Apple’s iTunes — and with it, the company’s subscription music service — is heading to Microsoft’s Windows Store.
Microsoft announced the move Thursday at its Build developer conference in Seattle. Apple will be listing a full version of iTunes, complete with Apple Music and iPhone syncing, in the Windows Store.
This is a big deal for Microsoft. Just last week, the software giant announced Windows 10 S, a streamlined version of its flagship operating system that’s targeted at students. Unlike other versions of the OS, Windows 10 S can only install apps from the Windows Store. Adding iTunes will makes Windows 10 S a lot more useful and usable to a lot more people.
From the Apple perspective, this could be seen as a defensive move. Currently, iTunes is the only way on a Windows or Mac computer to use the Apple Music subscription service, which is a major push for Apple. If iTunes weren’t in the Windows Store, Apple Music could lose out to rivals such as Spotify.

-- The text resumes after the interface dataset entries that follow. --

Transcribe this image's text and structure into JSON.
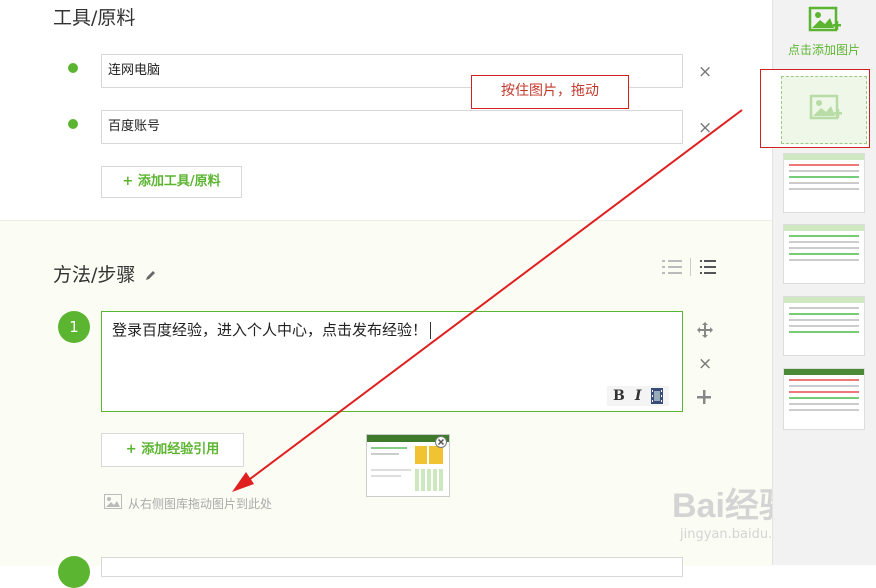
{
  "tools": {
    "title": "工具/原料",
    "items": [
      {
        "label": "连网电脑"
      },
      {
        "label": "百度账号"
      }
    ],
    "add_button": "+ 添加工具/原料",
    "remove_glyph": "×"
  },
  "steps": {
    "title": "方法/步骤",
    "items": [
      {
        "number": "1",
        "text": "登录百度经验，进入个人中心，点击发布经验！"
      }
    ],
    "format_bold": "B",
    "format_italic": "I",
    "add_reference_button": "+ 添加经验引用",
    "drag_hint": "从右侧图库拖动图片到此处"
  },
  "annotation": {
    "callout_text": "按住图片，拖动"
  },
  "sidebar": {
    "add_image_label": "点击添加图片"
  },
  "watermark": {
    "brand": "Bai经验",
    "url": "jingyan.baidu.com"
  },
  "colors": {
    "accent_green": "#5cb531",
    "annotation_red": "#d02020"
  }
}
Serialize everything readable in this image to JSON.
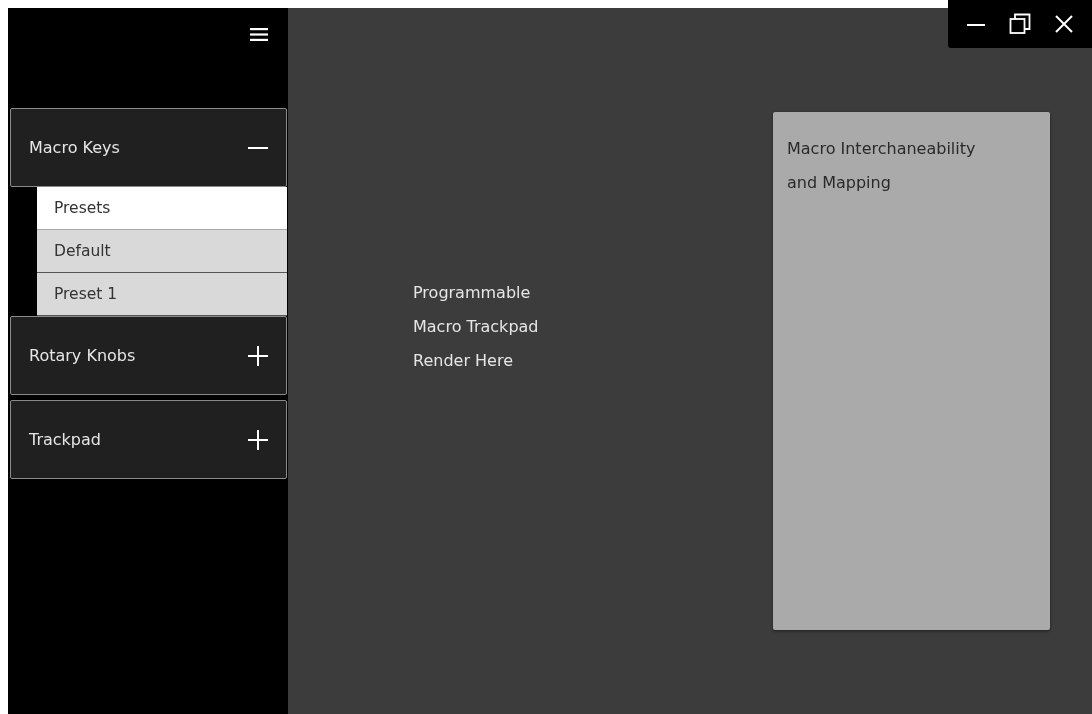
{
  "sidebar": {
    "sections": [
      {
        "label": "Macro Keys",
        "expanded": true,
        "children": [
          {
            "label": "Presets",
            "selected": true
          },
          {
            "label": "Default",
            "selected": false
          },
          {
            "label": "Preset 1",
            "selected": false
          }
        ]
      },
      {
        "label": "Rotary Knobs",
        "expanded": false
      },
      {
        "label": "Trackpad",
        "expanded": false
      }
    ]
  },
  "main": {
    "placeholder_lines": [
      "Programmable",
      "Macro Trackpad",
      "Render Here"
    ]
  },
  "panel": {
    "lines": [
      "Macro Interchaneability",
      "and Mapping"
    ]
  }
}
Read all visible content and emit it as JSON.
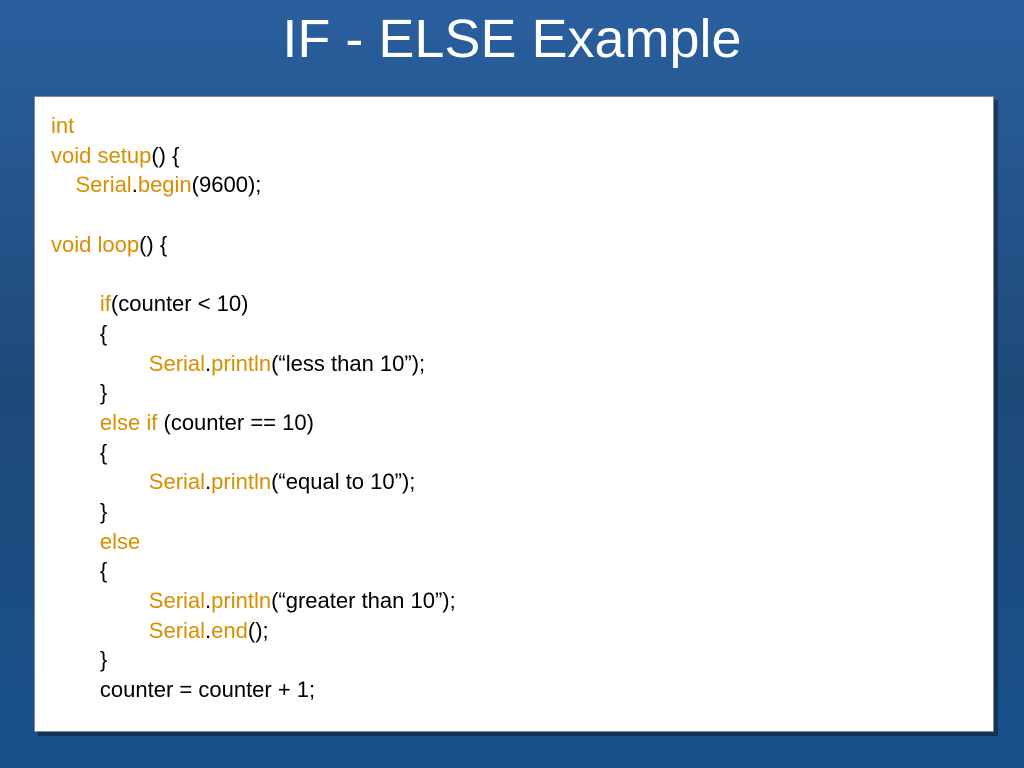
{
  "title": "IF - ELSE Example",
  "code": {
    "l1_kw": "int",
    "l2_kw": "void ",
    "l2_fn": "setup",
    "l2_rest": "() {",
    "l3_ind": "    ",
    "l3a": "Serial",
    "l3dot": ".",
    "l3b": "begin",
    "l3rest": "(9600);",
    "l5_kw": "void ",
    "l5_fn": "loop",
    "l5_rest": "() {",
    "ind2": "        ",
    "ind3": "                ",
    "if_kw": "if",
    "if_rest": "(counter < 10)",
    "ob": "{",
    "cb": "}",
    "sp_serial": "Serial",
    "dot": ".",
    "println": "println",
    "print1_rest": "(“less than 10”);",
    "elseif_kw": "else if ",
    "elseif_rest": "(counter == 10)",
    "print2_rest": "(“equal to 10”);",
    "else_kw": "else",
    "print3_rest": "(“greater than 10”);",
    "end_fn": "end",
    "end_rest": "();",
    "inc": "counter = counter + 1;"
  }
}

At the moment, the Windows Store is fairly limited. It includes a handful of popular apps like Netflix, Hulu, Facebook, Instagram, and Uber, but it’s struggled to attract the lion’s share of developers. Most app makers are focusing their efforts on Apple’s iOS, which underlies the iPhone, and Android, both of which offer broader audiences. Meanwhile, traditional Windows developers generally haven’t bothered with the Windows Store, seeing little advantage in changing how they distribute software.
As a result, Windows 10 S lacks access to many popular desktop apps, including the Steam gaming platform and the Google Chrome browser. That’s likely to limit its appeal.
Which is why Microsoft has redoubled its efforts to get the Windows Store stocked up. At the Build, the company announced that Spotify, SAP Boardroom, and Autodesk are all coming to its Store. The idea is that the more developers that come to the Windows Store, the more it’ll encourage others to follow suit.
So with Apple giving the Windows Store this a vote of confidence, that’s a huge win for Microsoft. As we often see elsewhere, as Apple goes, the world follows.